The fact that we know about this event and are writing about it means that the terrorists who carried out Wednesday's attack have won Round One in their terror campaign: to publicise their deeds and to strike fear in the hearts of many. We cannot let them to gain any further ground.
Charlie Hebdo, like its counterpart Le Canard enchaîné, is a satirical publication that has lashed out on a range of issues, from racism to political corruption, shady business dealings to abuse of political power.
In the course of its work it has also targeted politicians, celebrities, populist demagogues and religious figures. Ironically, its readership - which has never been as large as the more popular and populist tabloids - is made up of left-leaning better-educated professionals who have traditionally been associated with the more democratic, open-minded, more tolerant sectors of French society. This is a paper which has consistently raised questions about the treatment of minorities and immigrants, and has been a thorn in the side of right-wing nationalists in France.
It is particularly poignant that Charlie Hebdo, known for its staunch and consistent defence of civil liberties for all, was targeted by the very same people whose rights it had campaigned for.
By attacking Charlie Hebdo's office, and killing some of its editorial staff and cartoonists, those responsible seem to be driven by a more nihilistic intention of deliberately sowing even more racism, discord and distrust among the French public.
Despite the condemnation of the attack by European Muslim intellectuals like Professor Tariq Ramadan, and the fact that the French media have highlighted the fact that among those killed was a French-Muslim policeman, this latest incident is bound to be used by right-wing nationalists as an excuse for an even more vocal campaign against minorities and immigrants in the country.
What happens in France in the coming days and weeks will be a test of the country's national resilience, and whether French society can come together at a time of national crisis.

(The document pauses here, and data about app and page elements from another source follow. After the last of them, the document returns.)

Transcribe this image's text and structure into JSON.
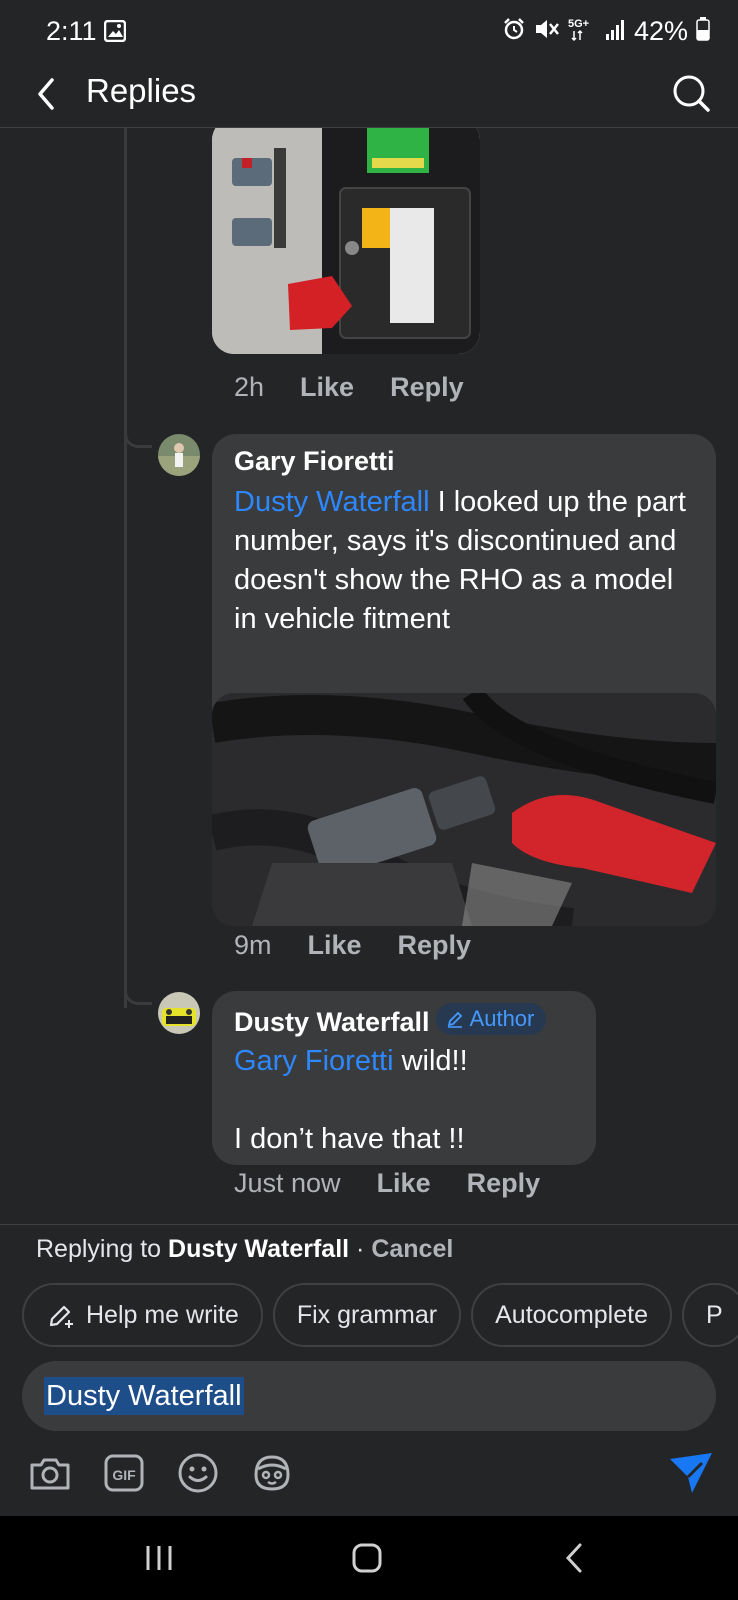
{
  "status": {
    "time": "2:11",
    "battery": "42%",
    "network": "5G"
  },
  "header": {
    "title": "Replies"
  },
  "thread": {
    "first_meta": {
      "time": "2h",
      "like": "Like",
      "reply": "Reply"
    },
    "comments": [
      {
        "author": "Gary Fioretti",
        "mention": "Dusty Waterfall",
        "text": " I looked up the part number, says it's discontinued and doesn't show the RHO as a model in vehicle fitment",
        "time": "9m",
        "like": "Like",
        "reply": "Reply"
      },
      {
        "author": "Dusty Waterfall",
        "badge": "Author",
        "mention": "Gary Fioretti",
        "text_line1": " wild!!",
        "text_line2": "I don’t have that !!",
        "time": "Just now",
        "like": "Like",
        "reply": "Reply"
      }
    ]
  },
  "composer": {
    "replying_prefix": "Replying to ",
    "replying_name": "Dusty Waterfall",
    "separator": " · ",
    "cancel": "Cancel",
    "chips": [
      "Help me write",
      "Fix grammar",
      "Autocomplete",
      "P"
    ],
    "input_value": "Dusty Waterfall"
  },
  "colors": {
    "background": "#242526",
    "bubble": "#3a3b3c",
    "mention": "#2d88ff",
    "send": "#1877f2"
  }
}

Should the political centre of French society move to the right as a result of this event, that would signal a singular victory for the terrorists who themselves are a minority within a minority in their own community.
Rising anti-minority sentiment would only divide French society further, weakening the voices of moderate democrats and deepening the anxieties of minority groups. Such a development will run against the priced principles of French republicanism: colour-blind assimilation, defence of free speech and the protection of journalists.
This can only lead to a deeper societal rift between the minority and majority communities, and breed an oppositional relationship resulting in a vicious circle of antagonism and retaliation. The net result will be an erosion of the moderate middle ground underpinning the stability of any society.
France's state and security services must deal with this genuine and very serious problem of violent extremism with great sensitivity. Efforts to stem the problem of extremism should include active and meaningful participation of all communities.
Countries in Europe and other parts of the world need to be wary of using excessive state violence to clamp down on the minorities. Don't fall into the trap set by the terrorists.
An even greater victory awaits the terrorists should the whole of France or any other country for that matter be plunged into a state of constant fear. When dealing with the threat of terrorism, states and societies need to be firm. Above all we must never let the terrorists get what they want, which is to create widespread moral panic for all.
The writer is Associate Professor at the S Rajaratnam School of International Studies, RSIS, Nanyang Technological University NTU, Singapore.